# Directions for this task
Below are the records; they must be reproduced verbatim.

# Records provided
__________
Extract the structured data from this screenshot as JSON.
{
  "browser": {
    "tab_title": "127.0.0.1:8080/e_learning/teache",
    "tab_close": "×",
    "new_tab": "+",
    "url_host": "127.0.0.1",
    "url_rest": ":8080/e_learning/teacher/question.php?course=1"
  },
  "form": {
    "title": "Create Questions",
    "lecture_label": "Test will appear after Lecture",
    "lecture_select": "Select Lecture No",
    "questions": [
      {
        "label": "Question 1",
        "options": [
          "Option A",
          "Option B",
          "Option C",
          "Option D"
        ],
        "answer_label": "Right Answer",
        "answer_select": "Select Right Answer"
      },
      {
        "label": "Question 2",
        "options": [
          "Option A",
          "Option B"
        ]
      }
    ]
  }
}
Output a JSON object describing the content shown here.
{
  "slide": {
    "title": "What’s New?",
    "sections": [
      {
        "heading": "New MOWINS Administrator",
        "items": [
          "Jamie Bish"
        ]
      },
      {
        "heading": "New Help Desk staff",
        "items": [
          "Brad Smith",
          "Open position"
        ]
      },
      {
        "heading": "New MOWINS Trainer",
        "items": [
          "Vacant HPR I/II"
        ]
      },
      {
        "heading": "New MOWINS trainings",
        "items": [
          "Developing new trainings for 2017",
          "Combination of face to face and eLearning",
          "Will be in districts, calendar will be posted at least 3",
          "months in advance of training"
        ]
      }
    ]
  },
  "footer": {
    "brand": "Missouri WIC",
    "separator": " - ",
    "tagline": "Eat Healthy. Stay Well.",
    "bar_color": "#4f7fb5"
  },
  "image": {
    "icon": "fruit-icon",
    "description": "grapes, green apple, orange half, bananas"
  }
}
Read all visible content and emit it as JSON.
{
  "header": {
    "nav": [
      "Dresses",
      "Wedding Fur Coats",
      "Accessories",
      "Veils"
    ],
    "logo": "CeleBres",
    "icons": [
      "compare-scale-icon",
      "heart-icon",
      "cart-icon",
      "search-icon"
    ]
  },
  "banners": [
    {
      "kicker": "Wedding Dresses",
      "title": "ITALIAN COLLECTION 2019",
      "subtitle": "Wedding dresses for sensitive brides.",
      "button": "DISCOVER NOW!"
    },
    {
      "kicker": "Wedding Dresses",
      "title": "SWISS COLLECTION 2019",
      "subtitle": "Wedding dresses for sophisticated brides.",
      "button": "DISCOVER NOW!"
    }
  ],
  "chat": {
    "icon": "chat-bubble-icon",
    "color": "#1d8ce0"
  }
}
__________
# Result for this exercise
Extract the structured data from this screenshot as JSON.
{
  "browser": {
    "tab_title": "127.0.0.1:8080/e_learning/teache",
    "tab_close": "×",
    "new_tab": "+",
    "url_host": "127.0.0.1",
    "url_rest": ":8080/e_learning/teacher/question.php?course=1"
  },
  "form": {
    "title": "Create Questions",
    "lecture_label": "Test will appear after Lecture",
    "lecture_select": "Select Lecture No",
    "questions": [
      {
        "label": "Question 1",
        "options": [
          "Option A",
          "Option B",
          "Option C",
          "Option D"
        ],
        "answer_label": "Right Answer",
        "answer_select": "Select Right Answer"
      },
      {
        "label": "Question 2",
        "options": [
          "Option A",
          "Option B"
        ]
      }
    ]
  }
}
Output a JSON object describing the content shown here.
{
  "slide": {
    "title": "What’s New?",
    "sections": [
      {
        "heading": "New MOWINS Administrator",
        "items": [
          "Jamie Bish"
        ]
      },
      {
        "heading": "New Help Desk staff",
        "items": [
          "Brad Smith",
          "Open position"
        ]
      },
      {
        "heading": "New MOWINS Trainer",
        "items": [
          "Vacant HPR I/II"
        ]
      },
      {
        "heading": "New MOWINS trainings",
        "items": [
          "Developing new trainings for 2017",
          "Combination of face to face and eLearning",
          "Will be in districts, calendar will be posted at least 3",
          "months in advance of training"
        ]
      }
    ]
  },
  "footer": {
    "brand": "Missouri WIC",
    "separator": " - ",
    "tagline": "Eat Healthy. Stay Well.",
    "bar_color": "#4f7fb5"
  },
  "image": {
    "icon": "fruit-icon",
    "description": "grapes, green apple, orange half, bananas"
  }
}
Read all visible content and emit it as JSON.
{
  "header": {
    "nav": [
      "Dresses",
      "Wedding Fur Coats",
      "Accessories",
      "Veils"
    ],
    "logo": "CeleBres",
    "icons": [
      "compare-scale-icon",
      "heart-icon",
      "cart-icon",
      "search-icon"
    ]
  },
  "banners": [
    {
      "kicker": "Wedding Dresses",
      "title": "ITALIAN COLLECTION 2019",
      "subtitle": "Wedding dresses for sensitive brides.",
      "button": "DISCOVER NOW!"
    },
    {
      "kicker": "Wedding Dresses",
      "title": "SWISS COLLECTION 2019",
      "subtitle": "Wedding dresses for sophisticated brides.",
      "button": "DISCOVER NOW!"
    }
  ],
  "chat": {
    "icon": "chat-bubble-icon",
    "color": "#1d8ce0"
  }
}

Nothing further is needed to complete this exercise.